=== What you are asked to do ===
Your copy should match the entries exactly, with the pictures left out.

[Interface dataset entries]
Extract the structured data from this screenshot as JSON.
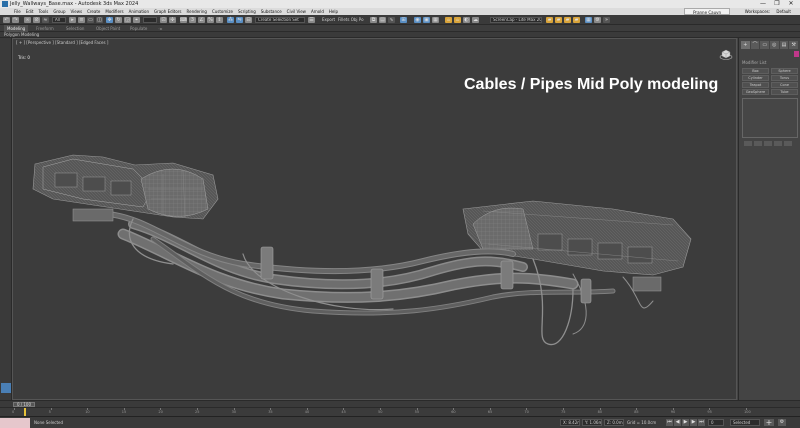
{
  "window": {
    "title": "Jelly_Wallways_Base.max - Autodesk 3ds Max 2024",
    "controls": [
      "—",
      "❐",
      "✕"
    ]
  },
  "menu": {
    "items": [
      "File",
      "Edit",
      "Tools",
      "Group",
      "Views",
      "Create",
      "Modifiers",
      "Animation",
      "Graph Editors",
      "Rendering",
      "Customize",
      "Scripting",
      "Substance",
      "Civil View",
      "Arnold",
      "Help"
    ],
    "sign_in": "Pranne Cauvn",
    "workspace_label": "Workspaces:",
    "workspace_value": "Default"
  },
  "toolbar": {
    "filter_dropdown": "All",
    "create_selection_set": "Create Selection Set",
    "export_label": "Export",
    "render_dropdown": "Fillets Obj Po",
    "scene_dropdown": "ScreenCap - Lite Max 2024"
  },
  "ribbon": {
    "tabs": [
      "Modeling",
      "Freeform",
      "Selection",
      "Object Paint",
      "Populate"
    ],
    "active_tab": "Modeling",
    "sub_label": "Polygon Modeling"
  },
  "viewport": {
    "label": "[ + ] [Perspective ] [Standard ] [Edged Faces ]",
    "stats_label": "Tris:",
    "stats_value": "0",
    "overlay_title": "Cables / Pipes Mid Poly modeling"
  },
  "command_panel": {
    "tab_icons": [
      "+",
      "⌒",
      "▭",
      "◎",
      "▤",
      "⚒"
    ],
    "header": "Modifier List",
    "buttons": [
      "Box",
      "Sphere",
      "Cylinder",
      "Torus",
      "Teapot",
      "Cone",
      "GeoSphere",
      "Tube",
      "Pyramid",
      "Plane"
    ]
  },
  "timeline": {
    "slider_label": "0 / 100",
    "ticks": [
      "0",
      "5",
      "10",
      "15",
      "20",
      "25",
      "30",
      "35",
      "40",
      "45",
      "50",
      "55",
      "60",
      "65",
      "70",
      "75",
      "80",
      "85",
      "90",
      "95",
      "100"
    ]
  },
  "status": {
    "selection": "None Selected",
    "x_field": "X: 8.42m",
    "y_field": "Y: 1.06m",
    "z_field": "Z: 0.0m",
    "grid": "Grid = 10.0cm",
    "add_time_tag": "Add Time Tag",
    "autokey": "Auto Key",
    "selected_dropdown": "Selected",
    "set_key": "Set Key",
    "key_filters": "Key Filters...",
    "frame": "0"
  },
  "colors": {
    "viewport_bg": "#3c3c3c",
    "accent_blue": "#4a7fb5",
    "key_yellow": "#e8c23a",
    "pink": "#c0388a"
  }
}
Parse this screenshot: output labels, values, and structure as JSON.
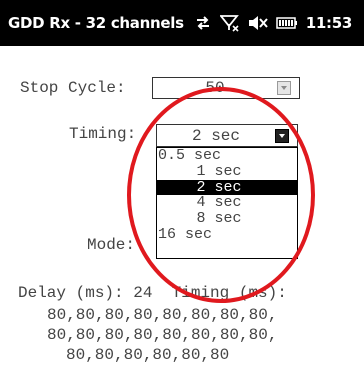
{
  "app": {
    "title": "GDD Rx - 32 channels",
    "clock": "11:53",
    "status_icons": [
      "connection-sync-icon",
      "signal-off-icon",
      "speaker-muted-icon",
      "battery-icon"
    ]
  },
  "form": {
    "stop_cycle": {
      "label": "Stop Cycle:",
      "value": "50"
    },
    "timing": {
      "label": "Timing:",
      "value": "2 sec",
      "options": [
        "0.5 sec",
        "1 sec",
        "2 sec",
        "4 sec",
        "8 sec",
        "16 sec"
      ],
      "selected": "2 sec"
    },
    "mode": {
      "label": "Mode:"
    },
    "delay_line": "Delay (ms): 24  Timing (ms):",
    "timing_values": [
      "80,80,80,80,80,80,80,80,",
      "80,80,80,80,80,80,80,80,",
      "80,80,80,80,80,80"
    ]
  },
  "colors": {
    "titlebar_bg": "#000000",
    "annotation": "#e0191e",
    "selection_bg": "#000000"
  }
}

=== Output ===
Extract the structured data from this screenshot as JSON.
{
  "window": {
    "title": "Jelly_Wallways_Base.max - Autodesk 3ds Max 2024",
    "controls": [
      "—",
      "❐",
      "✕"
    ]
  },
  "menu": {
    "items": [
      "File",
      "Edit",
      "Tools",
      "Group",
      "Views",
      "Create",
      "Modifiers",
      "Animation",
      "Graph Editors",
      "Rendering",
      "Customize",
      "Scripting",
      "Substance",
      "Civil View",
      "Arnold",
      "Help"
    ],
    "sign_in": "Pranne Cauvn",
    "workspace_label": "Workspaces:",
    "workspace_value": "Default"
  },
  "toolbar": {
    "filter_dropdown": "All",
    "create_selection_set": "Create Selection Set",
    "export_label": "Export",
    "render_dropdown": "Fillets Obj Po",
    "scene_dropdown": "ScreenCap - Lite Max 2024"
  },
  "ribbon": {
    "tabs": [
      "Modeling",
      "Freeform",
      "Selection",
      "Object Paint",
      "Populate"
    ],
    "active_tab": "Modeling",
    "sub_label": "Polygon Modeling"
  },
  "viewport": {
    "label": "[ + ] [Perspective ] [Standard ] [Edged Faces ]",
    "stats_label": "Tris:",
    "stats_value": "0",
    "overlay_title": "Cables / Pipes Mid Poly modeling"
  },
  "command_panel": {
    "tab_icons": [
      "+",
      "⌒",
      "▭",
      "◎",
      "▤",
      "⚒"
    ],
    "header": "Modifier List",
    "buttons": [
      "Box",
      "Sphere",
      "Cylinder",
      "Torus",
      "Teapot",
      "Cone",
      "GeoSphere",
      "Tube",
      "Pyramid",
      "Plane"
    ]
  },
  "timeline": {
    "slider_label": "0 / 100",
    "ticks": [
      "0",
      "5",
      "10",
      "15",
      "20",
      "25",
      "30",
      "35",
      "40",
      "45",
      "50",
      "55",
      "60",
      "65",
      "70",
      "75",
      "80",
      "85",
      "90",
      "95",
      "100"
    ]
  },
  "status": {
    "selection": "None Selected",
    "x_field": "X: 8.42m",
    "y_field": "Y: 1.06m",
    "z_field": "Z: 0.0m",
    "grid": "Grid = 10.0cm",
    "add_time_tag": "Add Time Tag",
    "autokey": "Auto Key",
    "selected_dropdown": "Selected",
    "set_key": "Set Key",
    "key_filters": "Key Filters...",
    "frame": "0"
  },
  "colors": {
    "viewport_bg": "#3c3c3c",
    "accent_blue": "#4a7fb5",
    "key_yellow": "#e8c23a",
    "pink": "#c0388a"
  }
}
Parse this screenshot: output labels, values, and structure as JSON.
{
  "app": {
    "title": "GDD Rx - 32 channels",
    "clock": "11:53",
    "status_icons": [
      "connection-sync-icon",
      "signal-off-icon",
      "speaker-muted-icon",
      "battery-icon"
    ]
  },
  "form": {
    "stop_cycle": {
      "label": "Stop Cycle:",
      "value": "50"
    },
    "timing": {
      "label": "Timing:",
      "value": "2 sec",
      "options": [
        "0.5 sec",
        "1 sec",
        "2 sec",
        "4 sec",
        "8 sec",
        "16 sec"
      ],
      "selected": "2 sec"
    },
    "mode": {
      "label": "Mode:"
    },
    "delay_line": "Delay (ms): 24  Timing (ms):",
    "timing_values": [
      "80,80,80,80,80,80,80,80,",
      "80,80,80,80,80,80,80,80,",
      "80,80,80,80,80,80"
    ]
  },
  "colors": {
    "titlebar_bg": "#000000",
    "annotation": "#e0191e",
    "selection_bg": "#000000"
  }
}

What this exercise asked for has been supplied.